HHV-6 encoded small non-coding RNAs define an intermediate and early stage in viral reactivation.
|dc.contributor.author||Prusty, Bhupesh K|
|dc.contributor.author||Chowdhury, Suvagata Roy|

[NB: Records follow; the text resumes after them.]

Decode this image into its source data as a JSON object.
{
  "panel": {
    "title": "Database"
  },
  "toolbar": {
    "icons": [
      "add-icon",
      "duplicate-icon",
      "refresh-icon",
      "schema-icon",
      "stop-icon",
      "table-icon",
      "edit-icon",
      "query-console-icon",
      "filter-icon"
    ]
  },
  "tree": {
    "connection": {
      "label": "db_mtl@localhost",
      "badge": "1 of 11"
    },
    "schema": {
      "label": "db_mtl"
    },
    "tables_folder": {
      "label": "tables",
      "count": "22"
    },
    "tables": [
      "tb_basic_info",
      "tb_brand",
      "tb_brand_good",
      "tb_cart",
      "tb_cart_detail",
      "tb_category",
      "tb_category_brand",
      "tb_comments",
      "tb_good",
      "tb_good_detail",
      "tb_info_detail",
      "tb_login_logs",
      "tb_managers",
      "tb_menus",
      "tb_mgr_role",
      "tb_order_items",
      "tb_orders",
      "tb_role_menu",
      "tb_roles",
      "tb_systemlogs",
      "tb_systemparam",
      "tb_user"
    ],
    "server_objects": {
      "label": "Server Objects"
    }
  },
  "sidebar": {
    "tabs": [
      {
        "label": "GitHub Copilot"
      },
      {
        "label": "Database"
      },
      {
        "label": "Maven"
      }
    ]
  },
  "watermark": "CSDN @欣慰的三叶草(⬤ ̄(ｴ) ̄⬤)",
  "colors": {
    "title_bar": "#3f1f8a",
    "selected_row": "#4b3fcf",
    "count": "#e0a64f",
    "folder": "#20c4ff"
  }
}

|dc.description.abstract||Human herpesvirus 6A and 6B frequently acquires latency. HHV-6 activation has been associated with various human diseases. Germ line inheritance of chromosomally integrated HHV-6 makes viral DNA-based analysis difficult for determination of early stages of viral activation. We characterized early stages of HHV-6 activation using high throughput transcriptomics studies and applied the results to understand virus activation under clinical conditions. Using a latent HHV-6A cell culture model in U2OS cells, we identified an early stage of viral reactivation, which we define as transactivation that is marked by transcription of several viral small non-coding RNAs (sncRNAs) in the absence of detectable increase in viral replication and proteome. Using deep sequencing approaches, we detected previously known as well as a new viral sncRNAs that characterized viral transactivation and differentiated it from latency. Here we show changes in human transcriptome upon viral transactivation that reflect multiple alterations in mitochondria-associated pathways, which was supported by observation of increased mitochondrial fragmentation in virus reactivated cells. Furthermore, we present here a unique clinical case of DIHS/DRESS associated death where HHV-6 sncRNA-U14 was abundantly detected throughout the body of the patient in the presence of low viral DNA. In this study, we have identified a unique and early stage of viral activation that is characterized by abundant transcription of viral sncRNAs, which can serve as an ideal biomarker under clinical conditions.||en_US|
|dc.rights||Attribution-NonCommercial-ShareAlike 3.0 United States||*|
|dc.title||HHV-6 encoded small non-coding RNAs define an intermediate and early stage in viral reactivation.||en_US|
|dc.contributor.department||HIRI, Helmholtz-Institut für RNA-basierte Infektionsforschung, Josef-Shneider Strasse 2, 97080 Würzburg, Germany.||en_US|
|dc.source.journaltitle||NPJ genomic medicine|